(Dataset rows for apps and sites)
►

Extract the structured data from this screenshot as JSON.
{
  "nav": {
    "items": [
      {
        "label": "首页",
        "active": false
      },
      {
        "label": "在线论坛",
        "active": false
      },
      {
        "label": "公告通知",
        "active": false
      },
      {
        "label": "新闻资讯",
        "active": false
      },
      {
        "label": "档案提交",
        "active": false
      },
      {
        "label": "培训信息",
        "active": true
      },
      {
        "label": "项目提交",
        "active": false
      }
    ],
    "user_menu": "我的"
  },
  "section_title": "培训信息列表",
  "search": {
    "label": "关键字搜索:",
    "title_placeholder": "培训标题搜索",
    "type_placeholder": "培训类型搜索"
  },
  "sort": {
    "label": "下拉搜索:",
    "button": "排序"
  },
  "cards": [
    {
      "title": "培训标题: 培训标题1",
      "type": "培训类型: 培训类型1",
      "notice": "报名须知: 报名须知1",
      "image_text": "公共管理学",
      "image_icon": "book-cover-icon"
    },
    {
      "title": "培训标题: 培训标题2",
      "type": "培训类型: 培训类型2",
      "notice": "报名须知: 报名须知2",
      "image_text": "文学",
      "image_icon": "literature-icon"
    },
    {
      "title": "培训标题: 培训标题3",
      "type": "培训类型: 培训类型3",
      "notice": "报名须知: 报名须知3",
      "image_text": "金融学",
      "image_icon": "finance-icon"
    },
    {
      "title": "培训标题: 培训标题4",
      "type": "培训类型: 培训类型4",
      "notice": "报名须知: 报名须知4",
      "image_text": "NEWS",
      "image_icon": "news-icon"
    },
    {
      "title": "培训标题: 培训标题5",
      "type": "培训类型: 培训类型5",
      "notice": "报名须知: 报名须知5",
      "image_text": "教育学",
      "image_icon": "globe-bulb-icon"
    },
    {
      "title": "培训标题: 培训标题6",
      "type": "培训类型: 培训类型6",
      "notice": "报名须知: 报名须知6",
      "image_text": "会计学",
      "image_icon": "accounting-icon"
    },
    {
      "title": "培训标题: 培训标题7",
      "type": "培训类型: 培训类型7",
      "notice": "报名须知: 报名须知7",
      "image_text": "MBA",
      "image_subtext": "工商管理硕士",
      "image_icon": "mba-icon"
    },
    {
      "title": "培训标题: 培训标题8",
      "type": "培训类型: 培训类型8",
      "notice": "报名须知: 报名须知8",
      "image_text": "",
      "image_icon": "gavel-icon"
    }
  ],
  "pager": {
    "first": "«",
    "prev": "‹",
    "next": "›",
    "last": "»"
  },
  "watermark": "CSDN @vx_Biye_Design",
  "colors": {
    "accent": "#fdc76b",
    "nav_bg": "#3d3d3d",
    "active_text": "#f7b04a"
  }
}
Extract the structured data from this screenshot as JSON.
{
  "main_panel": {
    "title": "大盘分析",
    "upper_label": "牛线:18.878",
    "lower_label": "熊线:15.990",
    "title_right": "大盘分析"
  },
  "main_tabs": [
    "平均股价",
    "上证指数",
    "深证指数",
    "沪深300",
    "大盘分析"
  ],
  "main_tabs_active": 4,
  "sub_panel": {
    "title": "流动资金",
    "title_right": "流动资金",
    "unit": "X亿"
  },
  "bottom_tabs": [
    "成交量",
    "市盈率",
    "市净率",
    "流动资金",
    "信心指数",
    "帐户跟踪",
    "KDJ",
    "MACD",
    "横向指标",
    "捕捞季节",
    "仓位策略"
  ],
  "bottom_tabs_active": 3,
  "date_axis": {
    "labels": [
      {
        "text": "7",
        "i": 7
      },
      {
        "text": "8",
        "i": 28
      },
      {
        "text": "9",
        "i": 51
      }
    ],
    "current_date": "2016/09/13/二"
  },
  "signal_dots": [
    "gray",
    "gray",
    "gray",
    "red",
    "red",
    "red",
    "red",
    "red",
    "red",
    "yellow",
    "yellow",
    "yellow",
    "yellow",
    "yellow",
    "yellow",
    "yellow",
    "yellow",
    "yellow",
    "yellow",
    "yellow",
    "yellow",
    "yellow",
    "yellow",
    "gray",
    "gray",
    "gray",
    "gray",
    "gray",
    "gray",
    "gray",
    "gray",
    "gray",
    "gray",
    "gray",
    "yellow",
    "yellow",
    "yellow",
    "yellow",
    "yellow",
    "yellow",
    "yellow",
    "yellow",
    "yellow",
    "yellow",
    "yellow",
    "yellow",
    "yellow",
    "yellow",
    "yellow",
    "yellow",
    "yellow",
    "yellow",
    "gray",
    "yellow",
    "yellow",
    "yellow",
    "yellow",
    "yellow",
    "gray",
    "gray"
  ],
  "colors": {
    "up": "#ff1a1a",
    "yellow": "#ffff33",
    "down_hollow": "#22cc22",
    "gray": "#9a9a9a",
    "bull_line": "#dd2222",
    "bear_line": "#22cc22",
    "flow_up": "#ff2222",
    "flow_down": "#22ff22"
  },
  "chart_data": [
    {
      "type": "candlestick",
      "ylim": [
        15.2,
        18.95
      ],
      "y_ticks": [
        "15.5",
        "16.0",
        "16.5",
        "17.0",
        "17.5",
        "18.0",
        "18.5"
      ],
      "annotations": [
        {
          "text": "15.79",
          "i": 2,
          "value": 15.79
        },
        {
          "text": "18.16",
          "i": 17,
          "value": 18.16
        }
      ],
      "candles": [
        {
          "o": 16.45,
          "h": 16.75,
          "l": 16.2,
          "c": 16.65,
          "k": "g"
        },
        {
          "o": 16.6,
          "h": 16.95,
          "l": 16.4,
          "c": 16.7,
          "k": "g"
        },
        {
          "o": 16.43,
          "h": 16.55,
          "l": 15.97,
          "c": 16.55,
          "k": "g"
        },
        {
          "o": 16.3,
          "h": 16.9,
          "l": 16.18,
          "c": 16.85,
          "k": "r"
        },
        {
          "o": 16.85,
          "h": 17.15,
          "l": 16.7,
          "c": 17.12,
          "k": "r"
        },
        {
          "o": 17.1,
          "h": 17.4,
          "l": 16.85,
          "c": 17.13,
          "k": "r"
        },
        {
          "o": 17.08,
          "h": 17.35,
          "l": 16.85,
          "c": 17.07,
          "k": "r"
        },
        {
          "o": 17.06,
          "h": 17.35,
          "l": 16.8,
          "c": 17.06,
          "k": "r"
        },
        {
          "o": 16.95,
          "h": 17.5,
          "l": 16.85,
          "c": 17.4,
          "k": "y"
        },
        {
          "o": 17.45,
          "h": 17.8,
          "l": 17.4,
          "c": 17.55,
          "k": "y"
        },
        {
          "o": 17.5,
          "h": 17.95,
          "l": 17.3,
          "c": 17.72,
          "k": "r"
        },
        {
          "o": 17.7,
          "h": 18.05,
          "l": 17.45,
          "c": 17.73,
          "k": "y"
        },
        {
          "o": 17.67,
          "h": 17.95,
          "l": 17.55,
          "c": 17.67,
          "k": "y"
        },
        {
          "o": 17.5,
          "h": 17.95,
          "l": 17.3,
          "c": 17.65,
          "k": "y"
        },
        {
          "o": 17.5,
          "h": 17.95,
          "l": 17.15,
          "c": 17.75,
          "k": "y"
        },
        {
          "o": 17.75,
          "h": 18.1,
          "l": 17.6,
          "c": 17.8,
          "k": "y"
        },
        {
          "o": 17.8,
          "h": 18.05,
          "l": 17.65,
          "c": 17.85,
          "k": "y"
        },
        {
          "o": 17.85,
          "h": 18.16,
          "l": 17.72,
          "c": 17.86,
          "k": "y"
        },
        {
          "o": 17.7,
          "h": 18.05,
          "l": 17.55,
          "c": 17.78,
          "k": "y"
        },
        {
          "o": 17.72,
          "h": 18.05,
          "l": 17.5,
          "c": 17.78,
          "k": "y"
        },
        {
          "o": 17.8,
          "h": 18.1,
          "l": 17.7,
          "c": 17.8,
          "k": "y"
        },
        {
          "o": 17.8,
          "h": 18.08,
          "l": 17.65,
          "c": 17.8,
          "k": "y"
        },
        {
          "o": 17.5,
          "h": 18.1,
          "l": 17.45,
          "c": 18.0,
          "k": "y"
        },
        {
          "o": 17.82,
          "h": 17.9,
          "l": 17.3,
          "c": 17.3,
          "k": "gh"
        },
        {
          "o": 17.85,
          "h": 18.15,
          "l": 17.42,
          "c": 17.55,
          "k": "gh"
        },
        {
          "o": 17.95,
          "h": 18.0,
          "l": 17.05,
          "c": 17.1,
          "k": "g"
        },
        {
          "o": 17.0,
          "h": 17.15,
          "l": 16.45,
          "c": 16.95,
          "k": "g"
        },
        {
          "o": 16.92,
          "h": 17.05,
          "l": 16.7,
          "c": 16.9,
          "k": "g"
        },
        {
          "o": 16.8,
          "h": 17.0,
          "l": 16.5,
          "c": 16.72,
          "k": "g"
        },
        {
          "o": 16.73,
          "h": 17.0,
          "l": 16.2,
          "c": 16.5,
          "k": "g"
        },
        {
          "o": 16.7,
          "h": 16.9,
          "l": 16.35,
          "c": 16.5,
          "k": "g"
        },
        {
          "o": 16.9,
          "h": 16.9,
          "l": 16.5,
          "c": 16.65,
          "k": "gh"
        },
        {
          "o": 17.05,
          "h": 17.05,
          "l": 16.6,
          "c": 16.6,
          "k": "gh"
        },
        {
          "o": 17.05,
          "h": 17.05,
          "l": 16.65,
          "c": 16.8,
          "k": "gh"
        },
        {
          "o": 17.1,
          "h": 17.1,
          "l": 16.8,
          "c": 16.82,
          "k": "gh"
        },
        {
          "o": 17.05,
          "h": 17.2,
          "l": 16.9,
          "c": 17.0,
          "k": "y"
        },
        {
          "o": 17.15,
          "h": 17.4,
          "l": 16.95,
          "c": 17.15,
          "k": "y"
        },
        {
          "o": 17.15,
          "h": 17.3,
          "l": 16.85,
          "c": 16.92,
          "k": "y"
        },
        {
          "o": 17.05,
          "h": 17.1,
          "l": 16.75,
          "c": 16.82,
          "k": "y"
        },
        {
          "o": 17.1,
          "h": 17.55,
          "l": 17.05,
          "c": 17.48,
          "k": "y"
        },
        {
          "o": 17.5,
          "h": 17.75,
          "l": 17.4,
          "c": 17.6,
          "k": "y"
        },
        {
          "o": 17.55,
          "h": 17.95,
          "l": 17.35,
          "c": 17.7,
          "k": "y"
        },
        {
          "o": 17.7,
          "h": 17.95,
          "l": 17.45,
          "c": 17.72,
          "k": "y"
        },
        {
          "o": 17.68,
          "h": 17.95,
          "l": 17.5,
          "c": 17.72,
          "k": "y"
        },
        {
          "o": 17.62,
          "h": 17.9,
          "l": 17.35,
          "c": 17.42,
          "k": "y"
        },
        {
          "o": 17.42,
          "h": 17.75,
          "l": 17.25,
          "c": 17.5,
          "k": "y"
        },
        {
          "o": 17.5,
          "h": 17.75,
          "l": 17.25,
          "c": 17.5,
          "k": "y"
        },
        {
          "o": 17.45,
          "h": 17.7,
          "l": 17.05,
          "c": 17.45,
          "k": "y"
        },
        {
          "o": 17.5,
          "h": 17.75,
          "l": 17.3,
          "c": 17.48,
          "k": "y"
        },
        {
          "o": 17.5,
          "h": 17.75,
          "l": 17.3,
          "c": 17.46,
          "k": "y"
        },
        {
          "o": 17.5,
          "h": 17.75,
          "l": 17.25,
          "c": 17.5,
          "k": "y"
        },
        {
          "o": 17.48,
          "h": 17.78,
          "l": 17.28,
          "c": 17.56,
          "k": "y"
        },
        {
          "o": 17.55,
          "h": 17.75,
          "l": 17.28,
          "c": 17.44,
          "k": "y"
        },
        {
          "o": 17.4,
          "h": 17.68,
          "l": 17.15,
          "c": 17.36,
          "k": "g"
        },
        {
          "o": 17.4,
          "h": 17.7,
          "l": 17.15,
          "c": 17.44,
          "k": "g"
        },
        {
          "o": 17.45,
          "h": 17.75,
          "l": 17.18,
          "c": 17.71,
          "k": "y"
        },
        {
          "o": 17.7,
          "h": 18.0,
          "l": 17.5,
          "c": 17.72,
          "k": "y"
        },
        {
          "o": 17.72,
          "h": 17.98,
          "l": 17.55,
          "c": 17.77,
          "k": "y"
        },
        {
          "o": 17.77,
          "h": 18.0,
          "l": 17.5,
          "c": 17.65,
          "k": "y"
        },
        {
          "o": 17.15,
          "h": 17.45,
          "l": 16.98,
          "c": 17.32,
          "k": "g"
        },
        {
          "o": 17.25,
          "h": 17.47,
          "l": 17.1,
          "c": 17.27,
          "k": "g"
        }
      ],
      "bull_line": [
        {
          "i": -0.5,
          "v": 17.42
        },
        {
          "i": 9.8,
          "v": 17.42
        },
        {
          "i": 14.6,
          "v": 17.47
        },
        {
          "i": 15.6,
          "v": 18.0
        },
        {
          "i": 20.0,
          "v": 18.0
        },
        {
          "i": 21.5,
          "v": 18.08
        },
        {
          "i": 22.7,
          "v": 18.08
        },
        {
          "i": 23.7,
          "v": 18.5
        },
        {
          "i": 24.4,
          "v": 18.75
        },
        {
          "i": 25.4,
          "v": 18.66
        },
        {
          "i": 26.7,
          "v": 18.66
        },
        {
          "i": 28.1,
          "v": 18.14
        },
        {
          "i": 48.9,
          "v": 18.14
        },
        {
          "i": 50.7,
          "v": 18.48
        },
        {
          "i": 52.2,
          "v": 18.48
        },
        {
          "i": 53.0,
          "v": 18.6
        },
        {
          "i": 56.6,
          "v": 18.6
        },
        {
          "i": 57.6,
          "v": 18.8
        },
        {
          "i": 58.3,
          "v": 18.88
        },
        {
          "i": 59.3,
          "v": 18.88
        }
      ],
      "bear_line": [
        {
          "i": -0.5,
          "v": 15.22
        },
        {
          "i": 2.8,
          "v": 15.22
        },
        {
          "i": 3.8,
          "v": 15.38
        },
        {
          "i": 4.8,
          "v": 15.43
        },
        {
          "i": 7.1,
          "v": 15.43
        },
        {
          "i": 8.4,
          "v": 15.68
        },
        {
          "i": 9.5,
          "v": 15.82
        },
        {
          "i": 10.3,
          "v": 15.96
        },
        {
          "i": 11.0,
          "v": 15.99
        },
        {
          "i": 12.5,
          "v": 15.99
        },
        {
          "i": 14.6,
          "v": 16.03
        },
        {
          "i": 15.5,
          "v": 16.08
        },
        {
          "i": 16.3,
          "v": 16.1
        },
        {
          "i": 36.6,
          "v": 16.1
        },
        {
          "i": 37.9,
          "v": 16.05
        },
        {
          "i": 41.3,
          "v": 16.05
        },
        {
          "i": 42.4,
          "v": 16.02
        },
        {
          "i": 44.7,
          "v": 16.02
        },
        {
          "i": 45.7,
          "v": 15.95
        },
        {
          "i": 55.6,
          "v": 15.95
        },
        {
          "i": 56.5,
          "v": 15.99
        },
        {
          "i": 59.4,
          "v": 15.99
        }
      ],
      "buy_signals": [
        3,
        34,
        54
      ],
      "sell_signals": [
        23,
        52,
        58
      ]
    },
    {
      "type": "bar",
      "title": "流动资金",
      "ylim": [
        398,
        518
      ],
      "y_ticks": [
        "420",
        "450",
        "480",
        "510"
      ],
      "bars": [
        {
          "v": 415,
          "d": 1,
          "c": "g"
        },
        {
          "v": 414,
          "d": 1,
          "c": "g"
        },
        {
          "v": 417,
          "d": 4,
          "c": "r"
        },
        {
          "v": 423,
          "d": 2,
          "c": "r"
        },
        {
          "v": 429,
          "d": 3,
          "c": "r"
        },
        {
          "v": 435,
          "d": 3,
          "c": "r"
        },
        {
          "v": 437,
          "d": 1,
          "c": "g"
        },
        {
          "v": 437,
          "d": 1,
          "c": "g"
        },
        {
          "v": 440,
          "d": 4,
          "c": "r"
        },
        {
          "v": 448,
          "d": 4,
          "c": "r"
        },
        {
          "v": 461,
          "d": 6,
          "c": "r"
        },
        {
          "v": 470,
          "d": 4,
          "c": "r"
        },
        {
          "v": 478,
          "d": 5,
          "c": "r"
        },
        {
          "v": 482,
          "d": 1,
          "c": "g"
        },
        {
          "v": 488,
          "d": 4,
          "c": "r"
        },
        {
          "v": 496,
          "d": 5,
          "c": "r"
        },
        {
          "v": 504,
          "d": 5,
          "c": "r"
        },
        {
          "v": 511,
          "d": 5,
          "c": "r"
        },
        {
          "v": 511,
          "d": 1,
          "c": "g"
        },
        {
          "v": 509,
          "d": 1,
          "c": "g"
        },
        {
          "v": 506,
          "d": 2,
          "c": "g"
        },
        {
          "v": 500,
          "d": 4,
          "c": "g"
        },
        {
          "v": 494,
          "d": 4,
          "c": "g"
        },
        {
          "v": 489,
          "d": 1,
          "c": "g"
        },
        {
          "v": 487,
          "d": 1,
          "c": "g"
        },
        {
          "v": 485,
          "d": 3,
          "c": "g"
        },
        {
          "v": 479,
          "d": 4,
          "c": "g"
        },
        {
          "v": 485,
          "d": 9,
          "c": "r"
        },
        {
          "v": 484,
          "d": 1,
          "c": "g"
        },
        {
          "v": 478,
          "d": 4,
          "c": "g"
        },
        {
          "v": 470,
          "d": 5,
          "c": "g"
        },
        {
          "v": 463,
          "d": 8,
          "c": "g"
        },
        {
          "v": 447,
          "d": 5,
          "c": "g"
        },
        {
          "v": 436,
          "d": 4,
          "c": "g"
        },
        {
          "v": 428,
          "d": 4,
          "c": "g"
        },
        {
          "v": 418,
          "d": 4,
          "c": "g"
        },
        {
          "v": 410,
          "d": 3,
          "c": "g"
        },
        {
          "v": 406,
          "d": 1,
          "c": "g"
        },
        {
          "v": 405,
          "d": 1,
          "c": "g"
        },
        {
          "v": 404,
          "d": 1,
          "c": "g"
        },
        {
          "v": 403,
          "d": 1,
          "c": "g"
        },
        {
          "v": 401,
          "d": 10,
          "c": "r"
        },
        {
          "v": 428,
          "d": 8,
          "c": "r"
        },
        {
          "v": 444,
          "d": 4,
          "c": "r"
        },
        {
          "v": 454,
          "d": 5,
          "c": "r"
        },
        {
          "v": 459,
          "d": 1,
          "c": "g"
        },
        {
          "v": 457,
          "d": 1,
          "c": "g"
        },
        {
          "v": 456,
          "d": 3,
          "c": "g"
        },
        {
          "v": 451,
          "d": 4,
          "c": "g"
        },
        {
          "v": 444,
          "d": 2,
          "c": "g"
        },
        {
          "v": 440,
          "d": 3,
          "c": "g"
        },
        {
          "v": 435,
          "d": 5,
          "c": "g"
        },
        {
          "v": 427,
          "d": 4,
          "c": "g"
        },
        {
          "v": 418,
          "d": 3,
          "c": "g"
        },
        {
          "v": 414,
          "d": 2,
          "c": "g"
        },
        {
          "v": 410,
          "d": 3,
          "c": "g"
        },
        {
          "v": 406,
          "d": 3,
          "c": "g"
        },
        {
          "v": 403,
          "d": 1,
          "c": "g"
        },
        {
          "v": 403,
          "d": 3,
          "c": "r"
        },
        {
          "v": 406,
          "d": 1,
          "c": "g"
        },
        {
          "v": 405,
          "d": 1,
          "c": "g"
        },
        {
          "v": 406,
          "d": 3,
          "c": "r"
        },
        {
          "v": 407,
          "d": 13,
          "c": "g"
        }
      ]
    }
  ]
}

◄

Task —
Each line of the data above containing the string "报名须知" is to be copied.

Response below —
      "notice": "报名须知: 报名须知1",
      "notice": "报名须知: 报名须知2",
      "notice": "报名须知: 报名须知3",
      "notice": "报名须知: 报名须知4",
      "notice": "报名须知: 报名须知5",
      "notice": "报名须知: 报名须知6",
      "notice": "报名须知: 报名须知7",
      "notice": "报名须知: 报名须知8",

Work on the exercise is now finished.